David J. Miller And Minnesota Independent Cooperative, Inc., Convicted In Multi-Million-Dollar Prescription Drug Diversion Scheme
SAN FRANCISCO – A federal grand jury handed down an indictment charging Lindsay Marie Clark with receiving, offering, and delivering misbranded drugs and misbranded and adulterated devices, in a scheme to buy at a discount and inject into patients products lacking FDA approval, announced Acting United States Attorney Stephanie M. Hinds and Lisa L. Malinowski, Special Agent in Charge of the Food and Drug Administration (FDA) Office of Criminal Investigations, Los Angeles Field Office.
The indictment, filed April 1, 2021, and unsealed earlier today, alleges that Clark, 44, of San Francisco, is a California physician, with practices in San Francisco and San Mateo, who specialized in procedures that use injectable drugs and devices for cosmetic or aesthetic purposes. The indictment explains that federal law regulates the manufacture, labeling, distribution, and administration of biologics, drugs, and devices shipped or received in interstate commerce. The law forbids, as a felony, the receipt and delivery of misbranded or adulterated products with intent to defraud and mislead. Regulated products include drugs such as injectable botulinum toxin and devices such as injectable hyaluronic acid dermal fillers. Under Congress’s regulatory scheme, the FDA approved the use of Botox®, the brand name of a drug derived from Botulinum Toxin Type A. In addition, the FDA approved the use of dermal fillers made from hyaluronic acid, as Class III medical devices, under the name Juvederm® and related names.
According to the indictment, from at least April 2016 until no earlier than February 2020, Clark obtained drugs and devices, represented by sellers to be foreign versions of Botox® and Juvederm®, that were not the subjects of FDA approval. Clark allegedly obtained these products from sources abroad, primarily by ordering the drugs and devices over the phone and internet. The indictment alleges that Clark purchased at least $270,951 worth of products from these foreign online “pharmacies” and “depots,” and obtained revenue from services rendered in connection with these products, perhaps more than $1,069,880.
The indictment alleges that Clark instructed staff to conceal the true identity, name, and source of these products from patients. The indictment also alleges that Clark had patients sign misleading “consent” forms that referred only to products approved by the FDA, rather than informing patients that they were receiving unlicensed and unapproved products. The indictment further alleges that Clark charged patients the same price for the “Botox” and “Juvederm” products whether the products were FDA-licensed and approved, or unlicensed and unapproved.

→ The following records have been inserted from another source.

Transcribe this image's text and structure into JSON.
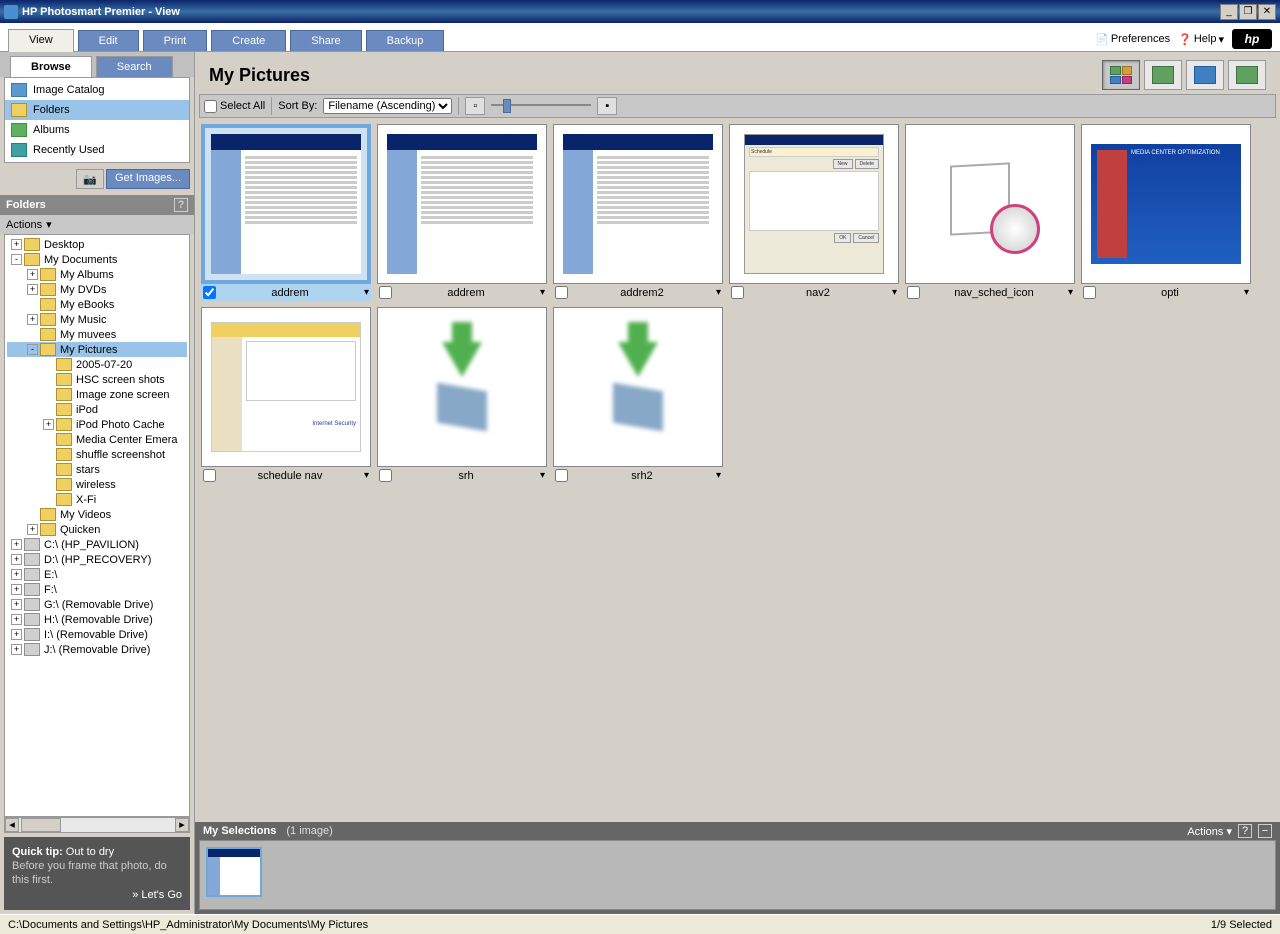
{
  "titlebar": {
    "title": "HP Photosmart Premier - View"
  },
  "tabs": {
    "items": [
      {
        "label": "View",
        "active": true
      },
      {
        "label": "Edit"
      },
      {
        "label": "Print"
      },
      {
        "label": "Create"
      },
      {
        "label": "Share"
      },
      {
        "label": "Backup"
      }
    ],
    "preferences": "Preferences",
    "help": "Help"
  },
  "left": {
    "tabs": {
      "browse": "Browse",
      "search": "Search"
    },
    "cats": {
      "catalog": "Image Catalog",
      "folders": "Folders",
      "albums": "Albums",
      "recent": "Recently Used"
    },
    "getimages": "Get Images...",
    "folders_hdr": "Folders",
    "actions": "Actions",
    "tree": [
      {
        "level": 0,
        "exp": "+",
        "icon": "folder",
        "label": "Desktop"
      },
      {
        "level": 0,
        "exp": "-",
        "icon": "folder",
        "label": "My Documents"
      },
      {
        "level": 1,
        "exp": "+",
        "icon": "folder",
        "label": "My Albums"
      },
      {
        "level": 1,
        "exp": "+",
        "icon": "folder",
        "label": "My DVDs"
      },
      {
        "level": 1,
        "exp": "",
        "icon": "folder",
        "label": "My eBooks"
      },
      {
        "level": 1,
        "exp": "+",
        "icon": "folder",
        "label": "My Music"
      },
      {
        "level": 1,
        "exp": "",
        "icon": "folder",
        "label": "My muvees"
      },
      {
        "level": 1,
        "exp": "-",
        "icon": "folder",
        "label": "My Pictures",
        "selected": true
      },
      {
        "level": 2,
        "exp": "",
        "icon": "folder",
        "label": "2005-07-20"
      },
      {
        "level": 2,
        "exp": "",
        "icon": "folder",
        "label": "HSC screen shots"
      },
      {
        "level": 2,
        "exp": "",
        "icon": "folder",
        "label": "Image zone screen"
      },
      {
        "level": 2,
        "exp": "",
        "icon": "folder",
        "label": "iPod"
      },
      {
        "level": 2,
        "exp": "+",
        "icon": "folder",
        "label": "iPod Photo Cache"
      },
      {
        "level": 2,
        "exp": "",
        "icon": "folder",
        "label": "Media Center Emera"
      },
      {
        "level": 2,
        "exp": "",
        "icon": "folder",
        "label": "shuffle screenshot"
      },
      {
        "level": 2,
        "exp": "",
        "icon": "folder",
        "label": "stars"
      },
      {
        "level": 2,
        "exp": "",
        "icon": "folder",
        "label": "wireless"
      },
      {
        "level": 2,
        "exp": "",
        "icon": "folder",
        "label": "X-Fi"
      },
      {
        "level": 1,
        "exp": "",
        "icon": "folder",
        "label": "My Videos"
      },
      {
        "level": 1,
        "exp": "+",
        "icon": "folder",
        "label": "Quicken"
      },
      {
        "level": 0,
        "exp": "+",
        "icon": "drive",
        "label": "C:\\ (HP_PAVILION)"
      },
      {
        "level": 0,
        "exp": "+",
        "icon": "drive",
        "label": "D:\\ (HP_RECOVERY)"
      },
      {
        "level": 0,
        "exp": "+",
        "icon": "drive",
        "label": "E:\\"
      },
      {
        "level": 0,
        "exp": "+",
        "icon": "drive",
        "label": "F:\\"
      },
      {
        "level": 0,
        "exp": "+",
        "icon": "drive",
        "label": "G:\\ (Removable Drive)"
      },
      {
        "level": 0,
        "exp": "+",
        "icon": "drive",
        "label": "H:\\ (Removable Drive)"
      },
      {
        "level": 0,
        "exp": "+",
        "icon": "drive",
        "label": "I:\\ (Removable Drive)"
      },
      {
        "level": 0,
        "exp": "+",
        "icon": "drive",
        "label": "J:\\ (Removable Drive)"
      }
    ],
    "tip": {
      "title": "Quick tip:",
      "subject": "Out to dry",
      "body": "Before you frame that photo, do this first.",
      "go": "» Let's Go"
    }
  },
  "main": {
    "heading": "My Pictures",
    "select_all": "Select All",
    "sort_by": "Sort By:",
    "sort_value": "Filename (Ascending)",
    "thumbs": [
      {
        "name": "addrem",
        "kind": "ss",
        "selected": true,
        "checked": true
      },
      {
        "name": "addrem",
        "kind": "ss"
      },
      {
        "name": "addrem2",
        "kind": "ss"
      },
      {
        "name": "nav2",
        "kind": "panel"
      },
      {
        "name": "nav_sched_icon",
        "kind": "iconclock"
      },
      {
        "name": "opti",
        "kind": "blue"
      },
      {
        "name": "schedule nav",
        "kind": "norton"
      },
      {
        "name": "srh",
        "kind": "install"
      },
      {
        "name": "srh2",
        "kind": "install"
      }
    ]
  },
  "tray": {
    "title": "My Selections",
    "count": "(1 image)",
    "actions": "Actions"
  },
  "status": {
    "path": "C:\\Documents and Settings\\HP_Administrator\\My Documents\\My Pictures",
    "selected": "1/9 Selected"
  }
}
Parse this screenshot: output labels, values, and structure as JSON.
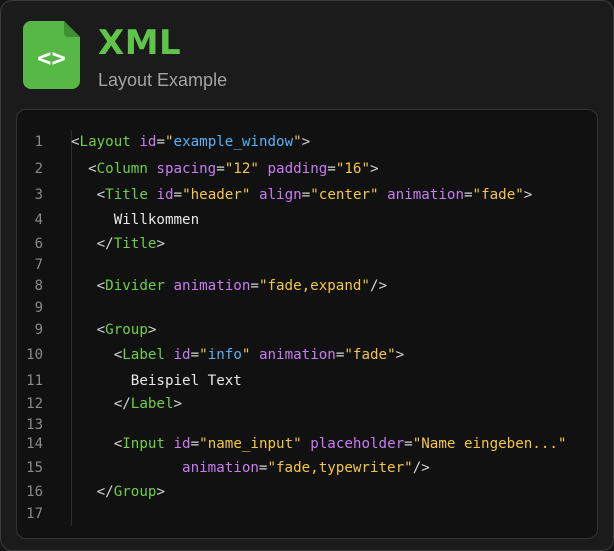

“Health care professionals who dispense and administer misbranded and adulterated prescription drugs and devices of unknown origin put the health of their patients at significant risk,” said Special Agent in Charge Lisa L. Malinowski, FDA Office of Criminal Investigations Los Angeles Field Office. “We will continue to pursue and bring to justice those who choose to subvert the safeguards of the legitimate drug and device regulatory regime and supply chain and jeopardize the public health.”
Clark is charged with receipt in interstate commerce of a drug that is misbranded, and a device that is adulterated and misbranded, and the delivery or proffered delivery thereof for pay or otherwise, with intent to defraud and mislead, in violation of 21 U.S.C. §§ 331(c), 333(a)(2). If convicted, she faces a maximum penalty of three years in prison and a maximum fine of $10,000. However, any sentence following conviction would be imposed by the court only after consideration of the U.S. Sentencing Guidelines and the federal statute governing the imposition of a sentence, 18 U.S.C. § 3553.
Clark made an initial appearance today in federal court before the United States Magistrate Judge Jacqueline Scott Corley. She remains out of custody on bond. Her next scheduled appearance is for a status conference before Senior District Judge Susan Illston on June 4, 2021.
The charges contained in the indictment are mere allegations. As in any criminal case, the defendant is presumed innocent unless and until proven guilty in a court of law.
Assistant U.S. Attorney Joseph Tartakovsky is prosecuting this case with assistance from Laurie Worthen. The prosecution is a result of an investigation by the FDA’s Office of Criminal Investigations.